→ **Exercise details**
Search the listing below for the string "create" and show each line that contains it.

→ **Data supplied**
*** Begin section ***
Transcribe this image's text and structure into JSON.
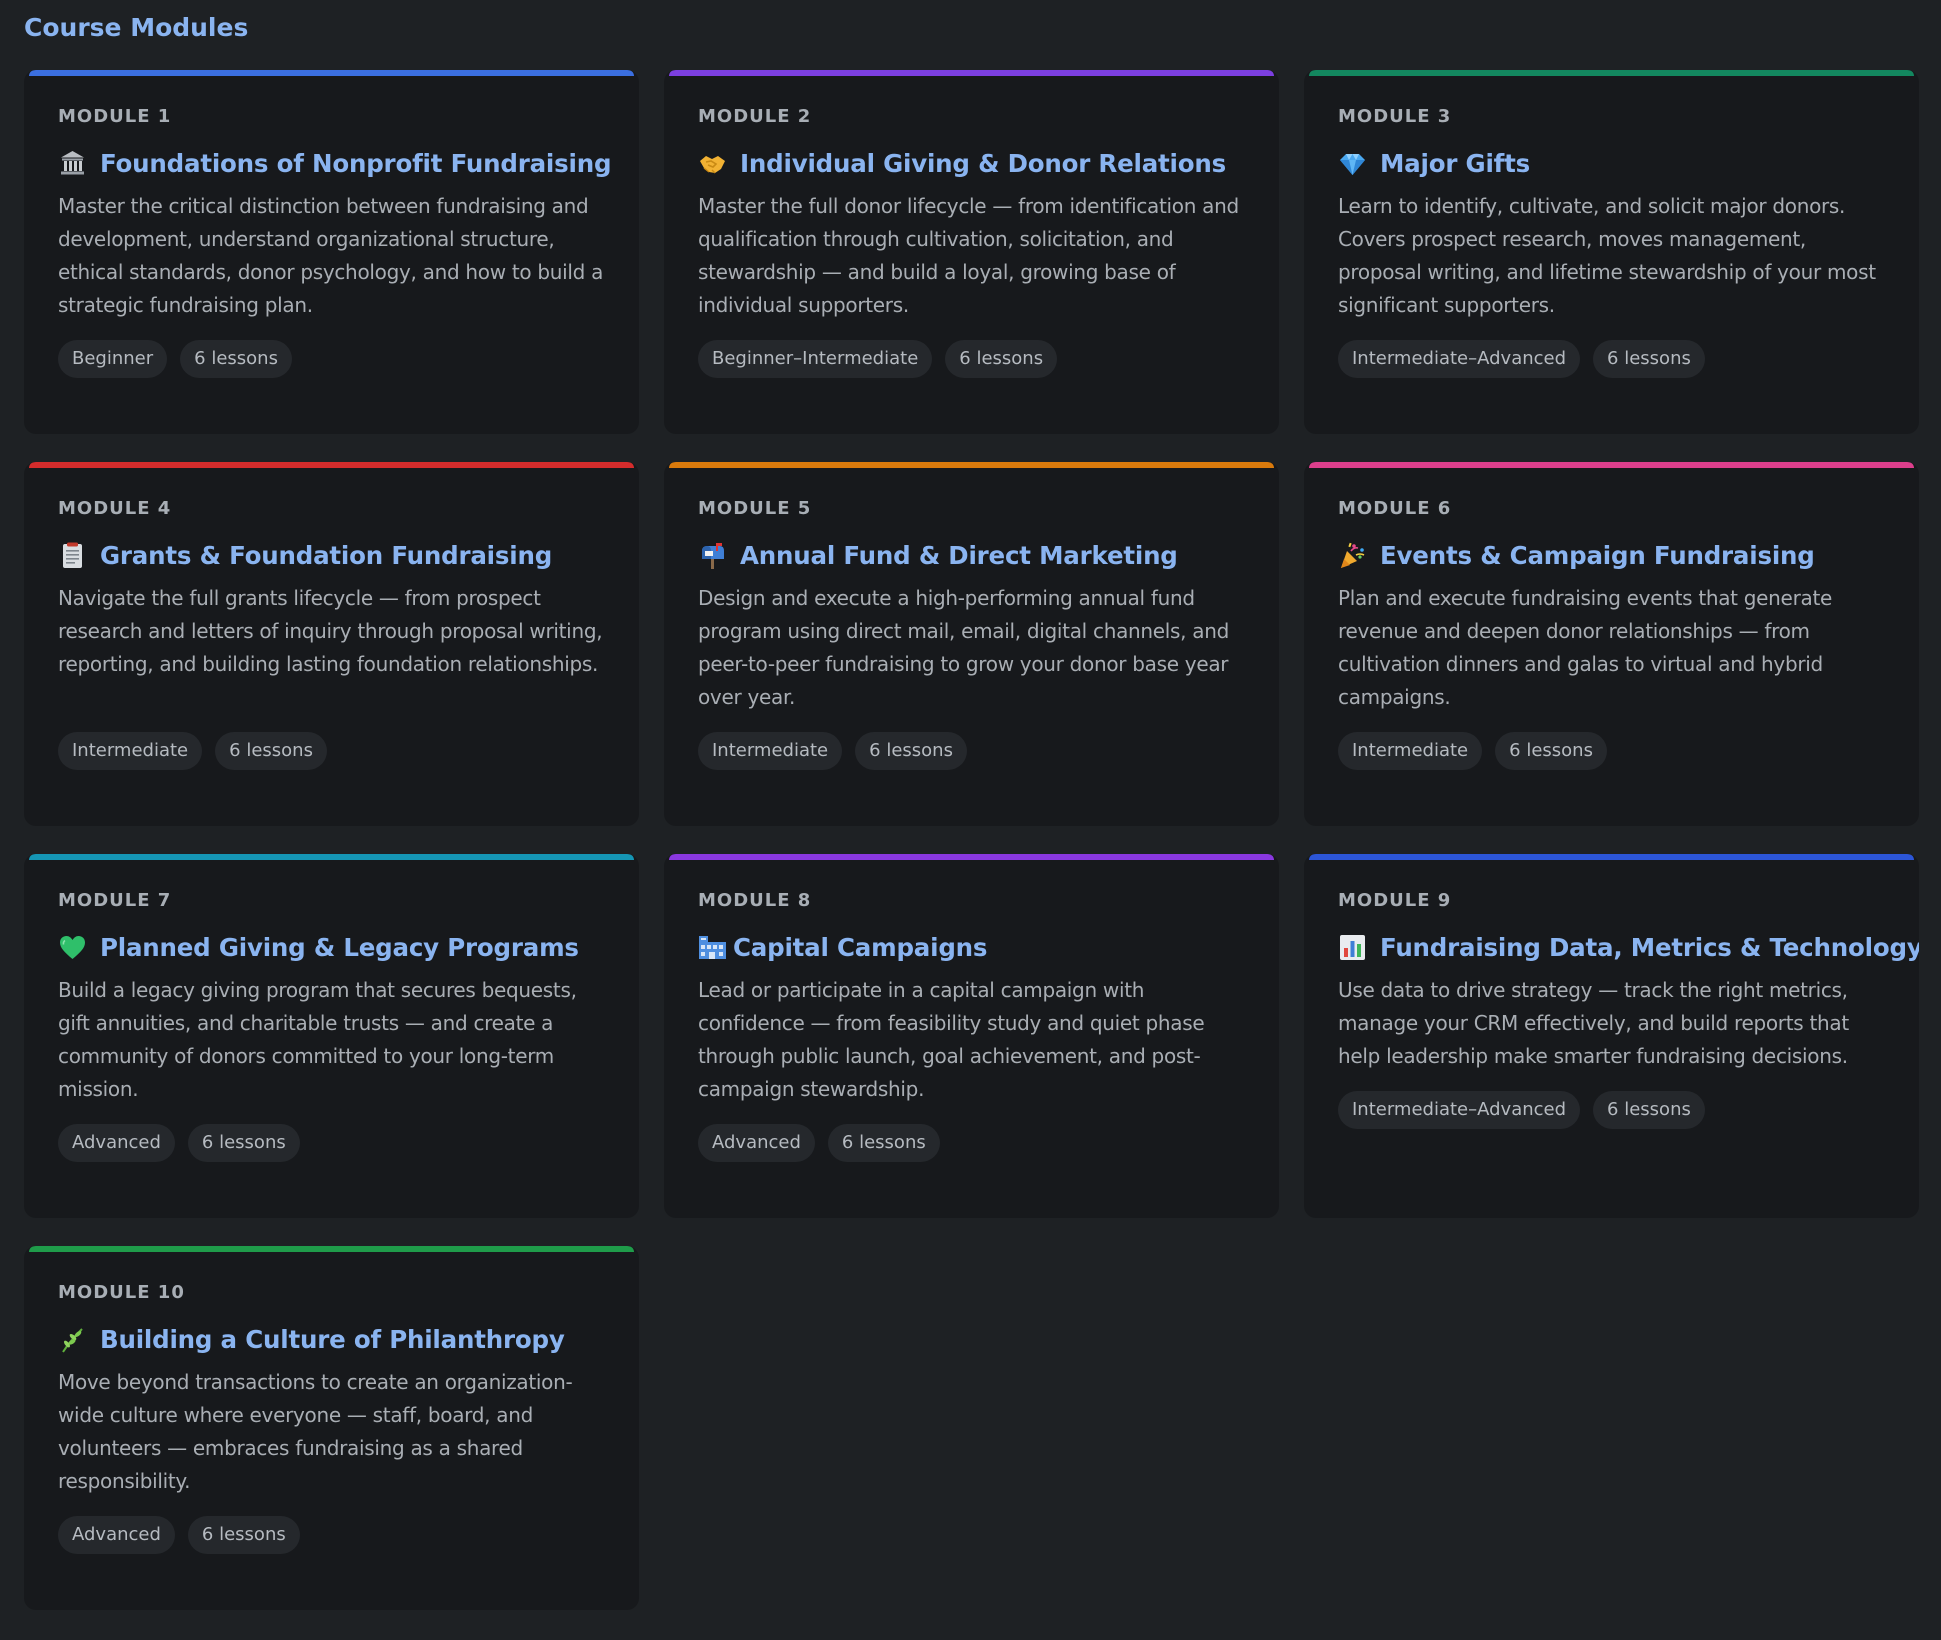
{
  "page_title": "Course Modules",
  "modules": [
    {
      "number": "MODULE 1",
      "icon": "classical-building-icon",
      "title": "Foundations of Nonprofit Fundraising",
      "description": "Master the critical distinction between fundraising and development, understand organizational structure, ethical standards, donor psychology, and how to build a strategic fundraising plan.",
      "level": "Beginner",
      "lessons": "6 lessons",
      "accent": "#3b6fe0"
    },
    {
      "number": "MODULE 2",
      "icon": "handshake-icon",
      "title": "Individual Giving & Donor Relations",
      "description": "Master the full donor lifecycle — from identification and qualification through cultivation, solicitation, and stewardship — and build a loyal, growing base of individual supporters.",
      "level": "Beginner–Intermediate",
      "lessons": "6 lessons",
      "accent": "#7c3fe0"
    },
    {
      "number": "MODULE 3",
      "icon": "gem-icon",
      "title": "Major Gifts",
      "description": "Learn to identify, cultivate, and solicit major donors. Covers prospect research, moves management, proposal writing, and lifetime stewardship of your most significant supporters.",
      "level": "Intermediate–Advanced",
      "lessons": "6 lessons",
      "accent": "#13875f"
    },
    {
      "number": "MODULE 4",
      "icon": "clipboard-icon",
      "title": "Grants & Foundation Fundraising",
      "description": "Navigate the full grants lifecycle — from prospect research and letters of inquiry through proposal writing, reporting, and building lasting foundation relationships.",
      "level": "Intermediate",
      "lessons": "6 lessons",
      "accent": "#d42c2c"
    },
    {
      "number": "MODULE 5",
      "icon": "mailbox-icon",
      "title": "Annual Fund & Direct Marketing",
      "description": "Design and execute a high-performing annual fund program using direct mail, email, digital channels, and peer-to-peer fundraising to grow your donor base year over year.",
      "level": "Intermediate",
      "lessons": "6 lessons",
      "accent": "#d97a0c"
    },
    {
      "number": "MODULE 6",
      "icon": "party-popper-icon",
      "title": "Events & Campaign Fundraising",
      "description": "Plan and execute fundraising events that generate revenue and deepen donor relationships — from cultivation dinners and galas to virtual and hybrid campaigns.",
      "level": "Intermediate",
      "lessons": "6 lessons",
      "accent": "#dc3f8c"
    },
    {
      "number": "MODULE 7",
      "icon": "green-heart-icon",
      "title": "Planned Giving & Legacy Programs",
      "description": "Build a legacy giving program that secures bequests, gift annuities, and charitable trusts — and create a community of donors committed to your long-term mission.",
      "level": "Advanced",
      "lessons": "6 lessons",
      "accent": "#1596b5"
    },
    {
      "number": "MODULE 8",
      "icon": "construction-building-icon",
      "title": "Capital Campaigns",
      "description": "Lead or participate in a capital campaign with confidence — from feasibility study and quiet phase through public launch, goal achievement, and post-campaign stewardship.",
      "level": "Advanced",
      "lessons": "6 lessons",
      "accent": "#8a38e0"
    },
    {
      "number": "MODULE 9",
      "icon": "bar-chart-icon",
      "title": "Fundraising Data, Metrics & Technology",
      "description": "Use data to drive strategy — track the right metrics, manage your CRM effectively, and build reports that help leadership make smarter fundraising decisions.",
      "level": "Intermediate–Advanced",
      "lessons": "6 lessons",
      "accent": "#2c56d8"
    },
    {
      "number": "MODULE 10",
      "icon": "herb-icon",
      "title": "Building a Culture of Philanthropy",
      "description": "Move beyond transactions to create an organization-wide culture where everyone — staff, board, and volunteers — embraces fundraising as a shared responsibility.",
      "level": "Advanced",
      "lessons": "6 lessons",
      "accent": "#1f9c4a"
    }
  ]
}
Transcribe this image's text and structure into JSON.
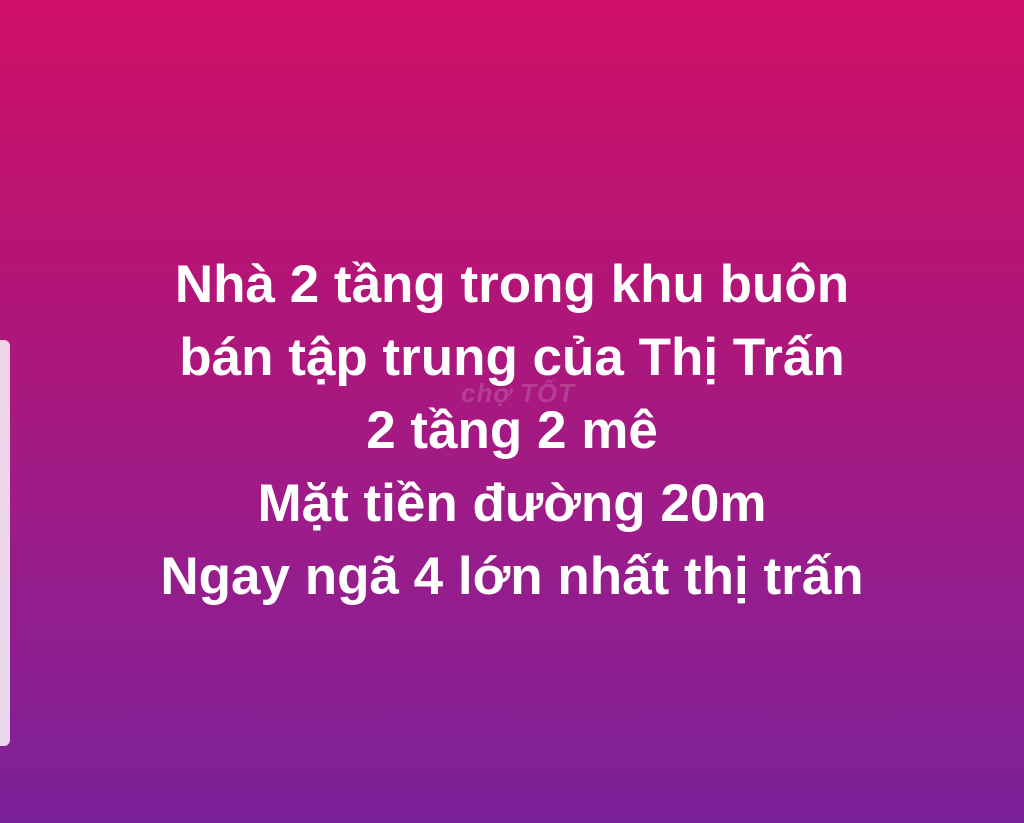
{
  "post": {
    "lines": [
      "Nhà 2 tầng trong khu buôn",
      "bán tập trung của Thị Trấn",
      "2 tầng 2 mê",
      "Mặt tiền đường 20m",
      "Ngay ngã 4 lớn nhất thị trấn"
    ]
  },
  "watermark": "chợ TỐT",
  "colors": {
    "gradient_top": "#cf0f67",
    "gradient_bottom": "#7b2199",
    "text": "#ffffff"
  }
}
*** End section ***
→ **Answer to this exercise**
      "description": "Build a legacy giving program that secures bequests, gift annuities, and charitable trusts — and create a community of donors committed to your long-term mission.",
      "description": "Move beyond transactions to create an organization-wide culture where everyone — staff, board, and volunteers — embraces fundraising as a shared responsibility.",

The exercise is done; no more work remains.